Jhuma Tamang is one of the participants in the CFGB funded project Improving Mother’s and Children’s Nutritional Health project implemented by MCC’s partner organization the Rural Institute for Community Development (RICOD). Jhuma is also the proud mother of a nine month old baby girl named Nehma. At one of our recent nutritional trainings I had the opportunity to sit down with Jhuma for a quick interview.
MM: Why did you participate in this program?
JT: I knew a little about RICOD before. When I was a student they did projects in our school for youth. I really liked those projects and learned a lot.
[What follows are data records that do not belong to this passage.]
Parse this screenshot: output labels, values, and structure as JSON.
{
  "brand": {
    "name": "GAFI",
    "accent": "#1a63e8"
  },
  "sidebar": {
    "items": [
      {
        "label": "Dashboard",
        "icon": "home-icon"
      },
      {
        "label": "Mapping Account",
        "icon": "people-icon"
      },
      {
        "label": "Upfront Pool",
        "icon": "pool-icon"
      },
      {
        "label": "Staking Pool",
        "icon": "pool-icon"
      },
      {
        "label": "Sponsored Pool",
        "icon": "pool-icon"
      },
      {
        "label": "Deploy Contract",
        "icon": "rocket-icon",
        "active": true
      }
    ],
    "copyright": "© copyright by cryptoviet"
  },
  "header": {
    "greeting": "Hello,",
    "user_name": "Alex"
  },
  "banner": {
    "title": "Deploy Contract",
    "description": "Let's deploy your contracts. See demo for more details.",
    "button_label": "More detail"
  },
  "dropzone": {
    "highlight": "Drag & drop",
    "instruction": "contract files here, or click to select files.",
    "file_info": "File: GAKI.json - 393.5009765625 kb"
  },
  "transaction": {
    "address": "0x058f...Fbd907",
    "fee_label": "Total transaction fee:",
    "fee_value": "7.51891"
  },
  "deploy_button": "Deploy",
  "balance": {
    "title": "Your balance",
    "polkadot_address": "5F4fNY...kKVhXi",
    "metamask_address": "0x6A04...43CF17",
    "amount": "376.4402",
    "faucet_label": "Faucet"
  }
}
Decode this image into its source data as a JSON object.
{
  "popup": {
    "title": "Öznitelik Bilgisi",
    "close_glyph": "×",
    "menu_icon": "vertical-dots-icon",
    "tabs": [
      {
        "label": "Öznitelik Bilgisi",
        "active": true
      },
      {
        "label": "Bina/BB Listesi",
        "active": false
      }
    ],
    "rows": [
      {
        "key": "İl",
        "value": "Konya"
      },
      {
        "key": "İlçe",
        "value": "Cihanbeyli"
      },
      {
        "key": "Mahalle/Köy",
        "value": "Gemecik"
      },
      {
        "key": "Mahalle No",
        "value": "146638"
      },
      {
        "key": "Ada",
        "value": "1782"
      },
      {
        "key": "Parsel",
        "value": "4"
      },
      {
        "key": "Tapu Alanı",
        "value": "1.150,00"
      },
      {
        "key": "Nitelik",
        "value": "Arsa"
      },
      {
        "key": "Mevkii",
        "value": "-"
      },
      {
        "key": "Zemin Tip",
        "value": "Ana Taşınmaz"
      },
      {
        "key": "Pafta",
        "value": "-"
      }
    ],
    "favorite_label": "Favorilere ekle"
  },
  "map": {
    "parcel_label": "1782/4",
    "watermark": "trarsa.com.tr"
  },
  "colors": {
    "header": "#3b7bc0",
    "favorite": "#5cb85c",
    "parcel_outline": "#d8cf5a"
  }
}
Now, when I heard about this training, I remembered how much I liked the previous programs so I decided to come and learn more at this training.
MM: What are some of the things you have learned from this training so far?
JT: I learned a lot about pregnancy and child birth, things like what to eat before and after. I have also learned about the three types of food (RICOD’s training curriculum divides foods into three simple groups: energy giving, body building, and body protecting).
MM: What things in your life have changed since attending this training?
JT: Before I didn’t know what to eat or feed my child. Since coming to the trainings I now know about the three types of food and how to eat healthy. I have changed what I eat and what I feed my daughter. I eat all three types of healthy food now.
MM: What is your hope for the future?
JT: I am not too certain about the future. But, if I had to say something, I think good things will come from the training. I hope everybody can learn and practice what we have been taught.
Article by: Malcolm McDermond